“It is possible to have both low-impact and high-intensity in the same workout,” Nate Bahr, a certified personal trainer and corporate personal trainer at Anytime Fitness who has experience working with people with chronic back and neck pain, tells SELF. It’s all about choosing exercises that minimize impact on your joints, while maximizing work time compared to rest. That’s what he kept in mind while creating the below workout for SELF readers.
“An interval circuit like this one is a good way to control the work to rest ratio and maintain a high heart rate,” Bahr says. “The 10-second rest in between exercises is just enough time to get in position and prepare for the next exercise but not enough time to fully recover.” The exercises cover the upper body, lower body, and core, “and include exercises that will keep the heart rate elevated,” making it a full-body workout.
What the workout doesn’t include are jumps, turns, and side-to-side movements. “Many people who are looking for a low-impact workout have joint pain or are recovering from injuries and many times movements like those can cause irritation or aggravation in those situations,” Bahr says. (To make this workout both low-impact and low-intensity, he suggests increasing the rest time between exercises and sets, and doing fewer sets.)
If you do have any joint issues, are currently injured, or are recovering from a recent injury, always make sure to talk to your doctor before doing this or any other new workout.

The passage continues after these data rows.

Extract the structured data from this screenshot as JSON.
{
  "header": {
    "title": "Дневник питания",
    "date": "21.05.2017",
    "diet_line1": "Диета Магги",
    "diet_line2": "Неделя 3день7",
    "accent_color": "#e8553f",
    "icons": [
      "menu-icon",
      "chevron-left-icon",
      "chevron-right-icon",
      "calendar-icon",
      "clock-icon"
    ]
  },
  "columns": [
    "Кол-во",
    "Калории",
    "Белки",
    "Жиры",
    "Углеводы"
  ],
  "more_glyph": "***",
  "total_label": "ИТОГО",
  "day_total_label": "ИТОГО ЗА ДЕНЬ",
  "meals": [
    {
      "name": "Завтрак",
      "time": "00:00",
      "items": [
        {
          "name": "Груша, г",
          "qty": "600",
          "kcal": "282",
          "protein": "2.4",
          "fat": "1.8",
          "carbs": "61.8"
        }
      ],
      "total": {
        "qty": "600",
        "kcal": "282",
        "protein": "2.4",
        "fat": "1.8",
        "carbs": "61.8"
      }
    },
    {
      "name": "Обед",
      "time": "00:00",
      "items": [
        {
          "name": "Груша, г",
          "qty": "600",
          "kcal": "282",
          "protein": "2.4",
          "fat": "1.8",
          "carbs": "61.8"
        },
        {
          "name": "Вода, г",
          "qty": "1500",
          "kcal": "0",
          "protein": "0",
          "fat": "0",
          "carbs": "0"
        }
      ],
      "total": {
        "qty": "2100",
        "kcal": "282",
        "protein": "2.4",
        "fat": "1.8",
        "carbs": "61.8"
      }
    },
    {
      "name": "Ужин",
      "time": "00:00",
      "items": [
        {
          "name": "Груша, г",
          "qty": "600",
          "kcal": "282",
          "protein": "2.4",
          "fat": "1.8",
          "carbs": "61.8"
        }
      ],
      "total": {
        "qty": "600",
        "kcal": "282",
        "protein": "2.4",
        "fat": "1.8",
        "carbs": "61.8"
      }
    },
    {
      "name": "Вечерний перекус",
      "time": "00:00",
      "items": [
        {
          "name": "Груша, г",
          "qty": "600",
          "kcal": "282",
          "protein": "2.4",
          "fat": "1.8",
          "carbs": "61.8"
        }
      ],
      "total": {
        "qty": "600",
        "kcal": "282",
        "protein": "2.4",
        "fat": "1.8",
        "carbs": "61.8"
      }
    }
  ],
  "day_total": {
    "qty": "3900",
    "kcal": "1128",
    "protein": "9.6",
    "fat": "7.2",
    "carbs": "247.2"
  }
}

While this workout is indeed considered low impact, that doesn’t mean it’s right or safe for everyone. As you work out, take note of what sort of movements generally agree and disagree with your body, Bahr suggests. “One person with knee pain might be OK with a twisting motion while another is not. If you aren’t sure what to avoid with a certain type of injury, always defer judgment to a medical professional.” If a movement doesn’t feel right, stop doing it. “It is better to cut a single workout short than to push through pain and end up not being able to work out for a month to allow your injury to heal. The more you listen to your body, the more awareness you will gain and be more likely to be able to tell the difference between soreness and pain, but again, err on the side of caution if certain movements are painful when they shouldn’t be.”
If you’re in the market for a low-impact total-body workout, give this one from Bahr a try.
What you’ll need: One set of medium-weight dumbbells. The exact weight you’ll need depends on your current strength, so if you’re not sure, test out a few different weights to see what works. Do a few reps of each move, and think about if you can realistically maintain proper form using that weight for 40 seconds (the amount of time you’ll do each move before resting).
Do each exercise for 40 seconds, resting 10 seconds in between. Do four rounds, resting 30 seconds in between rounds.
- Goblet squat: 40 seconds
- Lunge With Spinal Rotation: 40 seconds
- Bent-over row: 40 seconds
- Flutter kick: 40 seconds
- Single-leg deadlift: 40 seconds
- Forearm plank: 40 seconds
Here’s how to do each move:
Demoing the moves below are Rachel Denis, a powerlifter who competes with USA Powerlifting and holds multiple New York state powerlifting records; Amanda Wheeler, a certified strength and conditioning specialist and co-founder of Formation Strength, an online women’s training group that serves the LGBTQ community and allies; and Crystal Williams, a group fitness instructor and trainer who teaches at residential and commercial gyms across New York City.